### Exercise brief
Locate the line that contains "Transcribe this image's", then copy it and all later lines of the data below exactly, through the last one.

### Records for this exercise
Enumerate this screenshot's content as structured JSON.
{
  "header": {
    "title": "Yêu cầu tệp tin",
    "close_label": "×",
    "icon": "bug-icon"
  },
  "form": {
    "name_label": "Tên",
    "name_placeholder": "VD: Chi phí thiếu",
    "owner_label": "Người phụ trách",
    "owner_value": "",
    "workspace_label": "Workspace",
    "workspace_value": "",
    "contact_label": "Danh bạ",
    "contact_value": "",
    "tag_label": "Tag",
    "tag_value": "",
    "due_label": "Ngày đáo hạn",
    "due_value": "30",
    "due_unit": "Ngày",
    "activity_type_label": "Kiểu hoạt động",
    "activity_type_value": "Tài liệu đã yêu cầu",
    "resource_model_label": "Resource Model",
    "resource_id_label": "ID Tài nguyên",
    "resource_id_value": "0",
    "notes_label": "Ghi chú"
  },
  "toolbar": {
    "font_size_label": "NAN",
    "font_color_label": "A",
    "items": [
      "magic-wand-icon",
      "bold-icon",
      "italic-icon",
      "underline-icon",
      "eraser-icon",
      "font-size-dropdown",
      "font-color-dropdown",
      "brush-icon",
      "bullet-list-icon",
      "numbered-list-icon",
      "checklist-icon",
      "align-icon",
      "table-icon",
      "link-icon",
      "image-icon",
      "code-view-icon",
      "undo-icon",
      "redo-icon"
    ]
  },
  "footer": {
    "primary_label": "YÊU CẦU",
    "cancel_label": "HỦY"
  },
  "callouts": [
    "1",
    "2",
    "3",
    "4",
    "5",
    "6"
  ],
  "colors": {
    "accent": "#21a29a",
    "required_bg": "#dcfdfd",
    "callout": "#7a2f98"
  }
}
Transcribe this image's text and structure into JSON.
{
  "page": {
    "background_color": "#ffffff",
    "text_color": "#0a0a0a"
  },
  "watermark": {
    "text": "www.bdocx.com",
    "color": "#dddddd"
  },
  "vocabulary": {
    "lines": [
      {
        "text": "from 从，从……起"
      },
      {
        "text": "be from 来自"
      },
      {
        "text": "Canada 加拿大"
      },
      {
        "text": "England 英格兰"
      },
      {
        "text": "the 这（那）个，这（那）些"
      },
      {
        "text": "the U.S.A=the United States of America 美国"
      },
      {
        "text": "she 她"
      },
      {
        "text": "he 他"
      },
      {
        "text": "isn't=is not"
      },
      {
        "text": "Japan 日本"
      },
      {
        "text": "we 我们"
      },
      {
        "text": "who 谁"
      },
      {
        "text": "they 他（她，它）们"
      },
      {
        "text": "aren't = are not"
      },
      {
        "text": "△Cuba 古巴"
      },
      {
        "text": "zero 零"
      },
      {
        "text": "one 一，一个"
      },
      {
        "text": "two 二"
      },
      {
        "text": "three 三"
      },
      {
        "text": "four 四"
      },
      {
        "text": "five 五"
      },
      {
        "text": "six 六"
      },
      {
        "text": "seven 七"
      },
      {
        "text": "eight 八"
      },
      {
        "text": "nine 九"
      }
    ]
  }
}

### Your response
Transcribe this image's text and structure into JSON.
{
  "page": {
    "background_color": "#ffffff",
    "text_color": "#0a0a0a"
  },
  "watermark": {
    "text": "www.bdocx.com",
    "color": "#dddddd"
  },
  "vocabulary": {
    "lines": [
      {
        "text": "from 从，从……起"
      },
      {
        "text": "be from 来自"
      },
      {
        "text": "Canada 加拿大"
      },
      {
        "text": "England 英格兰"
      },
      {
        "text": "the 这（那）个，这（那）些"
      },
      {
        "text": "the U.S.A=the United States of America 美国"
      },
      {
        "text": "she 她"
      },
      {
        "text": "he 他"
      },
      {
        "text": "isn't=is not"
      },
      {
        "text": "Japan 日本"
      },
      {
        "text": "we 我们"
      },
      {
        "text": "who 谁"
      },
      {
        "text": "they 他（她，它）们"
      },
      {
        "text": "aren't = are not"
      },
      {
        "text": "△Cuba 古巴"
      },
      {
        "text": "zero 零"
      },
      {
        "text": "one 一，一个"
      },
      {
        "text": "two 二"
      },
      {
        "text": "three 三"
      },
      {
        "text": "four 四"
      },
      {
        "text": "five 五"
      },
      {
        "text": "six 六"
      },
      {
        "text": "seven 七"
      },
      {
        "text": "eight 八"
      },
      {
        "text": "nine 九"
      }
    ]
  }
}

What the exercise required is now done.